A feast for the eyes in the COC's new Hansel and GretelReview
You’ve heard the phrase, “A feast for the eyes,” right? That’s definitely what happened during opening night of the Canadian Opera Company’s new production of Engelbert Humperdinck’s classic Hansel and Gretel.
The work is inspired by the fairy tale written by The Brothers Grimm, and started out as a series of songs composed, at the request of his sister, to be performed by her children for the holiday season. Humperdinck’s sister, Adelheid Wette, came to him with a libretto, albeit with some judicious cuts to the Grimm version, and adding The Sandman and The Dew Fairy to protect the children through their night in the forest, that was markedly lighter than the original tale. The former protégé of Richard Wagner fell so in love with the songs that he fleshed them out into a full-scale operatic work. Wagner himself was noted to be a fan.
Visionary director Joel Ivany re-imagines this piece and sets it in Toronto - as he is wont to do - and the transfer is successful in some parts, less so in others. The design, with costumes by Ming Wong, set and projections by S. Katy Tucker, and lighting by JAX Messenger, was pretty stunning and definitely something new and exciting for the COC. Not that projections and cool lighting palettes and strong expressionistic nods are new by any means, but this application is exciting and relatable as a Torontonian.
The opening projection sequence zooms in from a childlike drawing of Earth from outer space (which is far more adorable than I can successfully describe) all the way down to Toronto and the roof of the Four Seasons Centre itself, only to zoom out again in the direction of… North York? Jane and Finch? In any case, to a single high rise. I won’t finish describing it all but it was a fantastic way to let the audience enjoy the overture which is surprisingly long considering the full length of the work itself.
The scene opens on a hungry Hansel (mezzo Emily Fons) and Gretel (soprano Simone Osborne) complaining about having to work and being hungry. Fons and Osborne together are so. much. fun. Fons’ Hansel was energetic, animated, and very well-sung. Her voice remained full of line and focus while she was giving some almost hyperactive physicality, and kept Hansel’s misbehaviour from coming across as mischief instead of malice. Osborne’s Gretel, in an awesome nod to Punky Brewster, went toe to toe. Her little girl portrayal was never belittling, and you stood with her right to the end.
Michael Colvin’s characterization was a heckuva lot of fun to go on a ride with.
Gertrude, their Mother comes home from a hard day at work to find their kids not doing what they were told and sends them packing to “the woods” to “pick strawberries” (read: go ask the neighbours for food). Father comes home, having made a bunch of cash that day, with a boatload of food. Mezzo Krisztina Szabó and baritone Russell Braun play the parents, and they both sing the pants off the role. They turn the nastiness of the way the parents treat their kids in the original on its ear by playing it from a place of despair in the child’s misbehaviour, and not so much the poverty they endure. Szabó’s Gertrude takes that all upon her and her husband in her rendition of Gertrude’s Aria.

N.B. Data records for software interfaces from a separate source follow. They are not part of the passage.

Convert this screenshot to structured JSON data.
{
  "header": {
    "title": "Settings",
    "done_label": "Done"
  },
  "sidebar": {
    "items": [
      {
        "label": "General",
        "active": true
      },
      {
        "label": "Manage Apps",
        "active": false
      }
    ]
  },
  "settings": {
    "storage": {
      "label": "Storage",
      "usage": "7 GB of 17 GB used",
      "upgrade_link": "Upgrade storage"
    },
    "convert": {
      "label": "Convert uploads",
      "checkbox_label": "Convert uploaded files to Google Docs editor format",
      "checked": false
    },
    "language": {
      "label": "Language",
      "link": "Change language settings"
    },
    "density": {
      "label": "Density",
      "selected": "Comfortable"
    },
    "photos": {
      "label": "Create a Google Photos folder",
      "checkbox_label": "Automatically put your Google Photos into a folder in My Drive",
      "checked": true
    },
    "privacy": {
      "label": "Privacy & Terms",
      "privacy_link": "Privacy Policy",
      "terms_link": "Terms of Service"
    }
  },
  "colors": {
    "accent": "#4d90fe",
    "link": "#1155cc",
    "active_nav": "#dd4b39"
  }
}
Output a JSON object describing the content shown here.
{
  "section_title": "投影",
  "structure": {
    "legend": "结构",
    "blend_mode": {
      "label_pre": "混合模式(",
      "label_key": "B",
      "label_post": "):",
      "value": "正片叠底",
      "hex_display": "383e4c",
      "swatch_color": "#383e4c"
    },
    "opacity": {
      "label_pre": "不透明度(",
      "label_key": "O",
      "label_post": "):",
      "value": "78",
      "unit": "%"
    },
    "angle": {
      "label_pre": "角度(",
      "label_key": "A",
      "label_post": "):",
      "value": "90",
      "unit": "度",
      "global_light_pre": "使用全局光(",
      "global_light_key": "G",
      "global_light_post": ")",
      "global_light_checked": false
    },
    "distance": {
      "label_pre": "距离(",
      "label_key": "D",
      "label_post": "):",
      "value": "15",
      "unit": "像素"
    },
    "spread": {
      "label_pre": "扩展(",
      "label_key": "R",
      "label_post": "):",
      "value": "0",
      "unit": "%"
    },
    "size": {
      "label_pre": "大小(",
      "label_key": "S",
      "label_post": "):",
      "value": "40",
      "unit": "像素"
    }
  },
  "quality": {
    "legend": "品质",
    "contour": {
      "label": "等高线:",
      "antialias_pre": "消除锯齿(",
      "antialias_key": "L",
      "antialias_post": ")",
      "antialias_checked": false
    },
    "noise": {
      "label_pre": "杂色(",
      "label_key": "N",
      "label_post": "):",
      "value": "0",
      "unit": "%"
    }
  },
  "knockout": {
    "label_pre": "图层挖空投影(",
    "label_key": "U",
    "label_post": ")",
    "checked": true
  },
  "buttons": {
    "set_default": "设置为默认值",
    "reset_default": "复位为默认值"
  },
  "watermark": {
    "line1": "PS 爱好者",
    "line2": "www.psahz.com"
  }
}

On the journey for food the kids finally end up in an upstairs neighbour’s apartment with food and, well, stop to eat - and enter The Sandman. Sung by soprano Anna-Sophie Neher, he lulls the children to sleep, and calls on the angels to protect our title characters. Neher wakes us up as the Dew-Fairy after intermission with possibly my favourite costume of the night, complete with freshly brewed coffee to start the day and an open book doubling as her fairy wings.
It is sure to be a production that’s talked about for a good while to come.
Using a technique that didn’t really help other productions, we see the parents concocting a plan to teach their kids a lesson while the children sing of delicious strawberries in the forest. This time the silent action wasn’t intrusive, but was a great way to tell an offstage story, using the cross-section set of their high-rise. In the first half, the parents head to the super, who comes up with a costume and now emerges in full clown/drag/panto glory as The Witch. The part is kind of unforgiving vocally for the tenor, but Michael Colvin’s characterization was a heckuva lot of fun to go on a ride with. His/her aria did kinda stop the show.
The second half of the show is where you really see the design innovation. The way the lighting and projections evoke a state of hallucination, as if being tossed around inside a kaleidoscope. The effects were entrancing.
After The Witch is dispatched and the gingerbread children come back to life, we get the wonderful Canadian Children’s Opera Company to lead us into a thrilling finale. Under the baton of Johannes Debus, the orchestra played the thick, luscious, symphonic orchestrations incredibly, but the balance was off and there were some definite issues as a listener - which was unfortunate because the physicality of the acting was so on point, I know it was mirrored in the voices, and I just wanted to hear more of it.
A wild visual ride from start to finish, this Hansel and Gretel is great lighter fare to warm you up in the winter. I really appreciated the gestures (blunt as they were) to the fact that this started as traditionally holiday fare in Europe, yet didn’t feel out of place a month after Twelfth Night. It is sure to be a production that’s talked about for a good while to come.